Formula Review PAO2 (page 55) FIO2(PB-PH2O) – PaCO2/0.8 This formula represents the amount of partial pressure of Oxygen that is in a patients lung Normal value is approximately 100 given normal conditions FIO2 is the inspired fractional oxygen concentration. When breathing room air this is 21%
Formula Review PAO2 (page 55) FIO2(PB-PH2O) – PaCO2/0.8 PB is the atmospheric pressure, at sea level this is 760 mmhg PH2O is the water vapor pressure in the lung. Under normal conditions this is 47 mmHg PaCO2 is the partial pressure of CO2 in a patients arterial blood. Obtained through a blood draw from the artery 0.8 is a factor which represents the amount of O2 vs Co2 is produced by the body
Formula Review PAO2 (page 55) FIO2(PB-PH2O) – PaCO2/0.8 Normal values will vary as a patient is: On supplemental FIO2 greater than 21% In environment where the atmospheric pressure is higher or lower In a state where they are inhaling dry air Have an increase in their PaCo2
Formula Review CaO2 (Total Oxygen Content) This formula is used to determine the amount of oxygen that is available to the tissues CaO2 = (Hb x 1.34 x SaO2) + (PaO2 x 0.003) Hb= Hemoglobin (carries O2) 1.34 (sometimes 1.36 is used) carrying capacity of Hb for O2 is 1.34ml O2 / Gram Hb SaO2= Saturation of Hb with Oxygen, obtained from a ABG. HBO2/Total Hb
Formula Review CaO2 (Total Oxygen Content) (Hb x 1.34 x SaO2) = the amount of O2 binded with Hb (PaO2 x 0.003)= amount of O2 dissolved in plasma PaO2 = partial pressure of Oxygen found in arterial blood, obtained with a ABG Normal values: (14 x 1.34 x.97) + (90 x 0.003)
Formula Review DO2 The delivery of oxygen to the tissues per minute is calculated from: DO2 = [1.39 x Hb x SaO 2 + (0.003 x PaO 2 )] x Q Q = Cardiac Output
Formula Review The amount of oxygen in the blood: the oxygen binding capacity of hemoglobin x the concentration of hemoglobin x the saturation of hemoglobin + the amount of dissolved oxygen all Multiplied by the Cardiac Output (Q). The cardiac output is determined by preload, afterload and contractility.
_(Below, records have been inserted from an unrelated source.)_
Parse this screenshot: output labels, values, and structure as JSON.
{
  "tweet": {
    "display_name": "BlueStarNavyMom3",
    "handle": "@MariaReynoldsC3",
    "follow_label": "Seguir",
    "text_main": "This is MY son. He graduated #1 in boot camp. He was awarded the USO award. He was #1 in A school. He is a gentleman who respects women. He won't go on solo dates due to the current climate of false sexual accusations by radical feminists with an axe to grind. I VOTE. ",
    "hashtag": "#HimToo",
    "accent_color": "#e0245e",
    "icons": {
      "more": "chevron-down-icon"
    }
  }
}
The hemoglobin concentration is determined by production, destruction and loss.
Formula Review CvO2 The amount of O2 in the venous blood (left over after cellular metabolism) CvO2 used to estimate Oxygen consumption when compared to CaO2 CvO2 = (Hb x 1.34 x SVO2) + (PvO2 x 0.003) Oxygen Consumption (VO2)= C(a-v)QT *QT= Cardiac Output